Dear Community Members, Partners, Supporters, & Advocates,
My name is Jacqueline Thanh, and it is an honor to write to you as the Executive Director of VAYLA New Orleans. I am deeply humbled and absolutely honored to continue raising awareness on issues facing our community and building capacity for progress. Our mission to empower youth and families in New Orleans is more important than ever and will be accomplished with your continued involvement and support.
I am excited to bring over a decade of expertise in intersectional direct services and advocacy work that has encompassed bilingual youth and family services as well as survivor advocacy. I know first hand that the investment in socio-emotional health alongside education and vocational access for our youth are what sustain and progress the foundation of our civic engagement as a community. As a daughter of Vietnamese boat people, I am proud to have been raised by a community of refugees. As a first-generation college graduate, clinically trained social worker, and human rights activist--I am the fruition of leadership and community investment.
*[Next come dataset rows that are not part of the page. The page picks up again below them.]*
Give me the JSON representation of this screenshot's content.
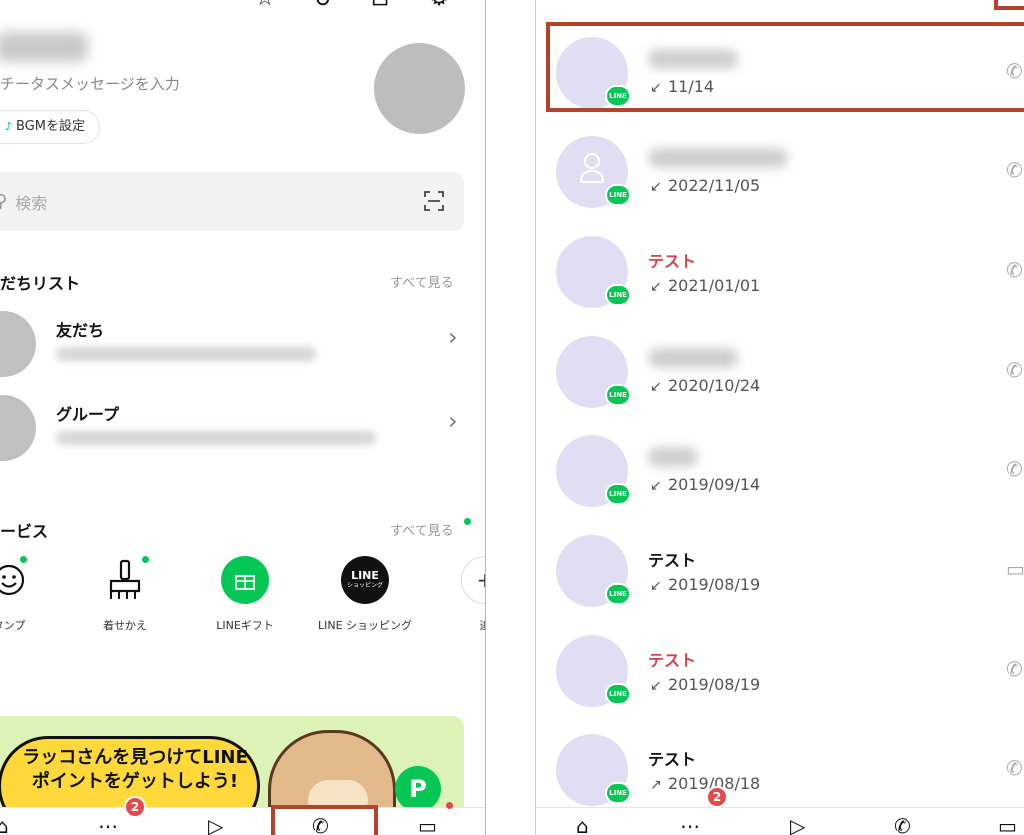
{
  "left": {
    "status_message": "チータスメッセージを入力",
    "bgm_button": "BGMを設定",
    "search_placeholder": "検索",
    "friends_section": {
      "title": "だちリスト",
      "see_all": "すべて見る"
    },
    "friend_rows": [
      {
        "title": "友だち"
      },
      {
        "title": "グループ"
      }
    ],
    "services_section": {
      "title": "ービス",
      "see_all": "すべて見る"
    },
    "services": [
      {
        "label": "タンプ",
        "icon": "sticker-icon"
      },
      {
        "label": "着せかえ",
        "icon": "brush-icon"
      },
      {
        "label": "LINEギフト",
        "icon": "gift-icon"
      },
      {
        "label": "LINE ショッピング",
        "icon": "line-shopping-icon",
        "icon_text": "LINE",
        "icon_subtext": "ショッピング"
      },
      {
        "label": "追",
        "icon": "add-icon"
      }
    ],
    "banner": {
      "text": "ラッコさんを見つけてLINEポイントをゲットしよう!",
      "badge": "P"
    },
    "tabbar": {
      "chat_badge": "2"
    }
  },
  "right": {
    "calls": [
      {
        "name": "",
        "date": "11/14",
        "direction": "incoming",
        "highlighted": true
      },
      {
        "name": "",
        "date": "2022/11/05",
        "direction": "incoming",
        "default_avatar": true
      },
      {
        "name": "テスト",
        "date": "2021/01/01",
        "direction": "incoming",
        "missed": true
      },
      {
        "name": "",
        "date": "2020/10/24",
        "direction": "incoming"
      },
      {
        "name": "",
        "date": "2019/09/14",
        "direction": "incoming"
      },
      {
        "name": "テスト",
        "date": "2019/08/19",
        "direction": "incoming",
        "video": true
      },
      {
        "name": "テスト",
        "date": "2019/08/19",
        "direction": "incoming",
        "missed": true
      },
      {
        "name": "テスト",
        "date": "2019/08/18",
        "direction": "outgoing"
      }
    ],
    "line_badge": "LINE",
    "tabbar": {
      "chat_badge": "2"
    }
  },
  "colors": {
    "line_green": "#06c755",
    "missed_red": "#d9434a",
    "highlight": "#b3432b",
    "avatar_lavender": "#e1def3"
  }
}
I’d also like to take a moment to share with you one of the first thoughts that crossed my mind as I accepted this position: Storms only make trees take deeper roots. Storms have passed. And the roots for the youth and community here in New Orleans East are stronger than ever. VAYLA is a sacred space that does something truly profound, we hold challenging and complex conversations around trauma, our environment, and access to opportunities. These conversations are put into action through programmatic work alongside community led campaigns so that we are able to support and nurture our young people; ensuring that they become leaders who organize and act on behalf of themselves and their communities. VAYLA will continue to be the space for a deliberate alignment of intention and impact as we work across racial, cultural, and generational lines in an ever-changing landscape to foster resilience.
Resiliency is an understanding that extends beyond the systems of oppression--who WE are is powerful. We are here. We count. Our voices matter. I witness that spark of truth in every youth, elder, and community member I have encountered in New Orleans. I look forward to organizing pathways to leadership for our youth and the next generation through fighting for equity and access.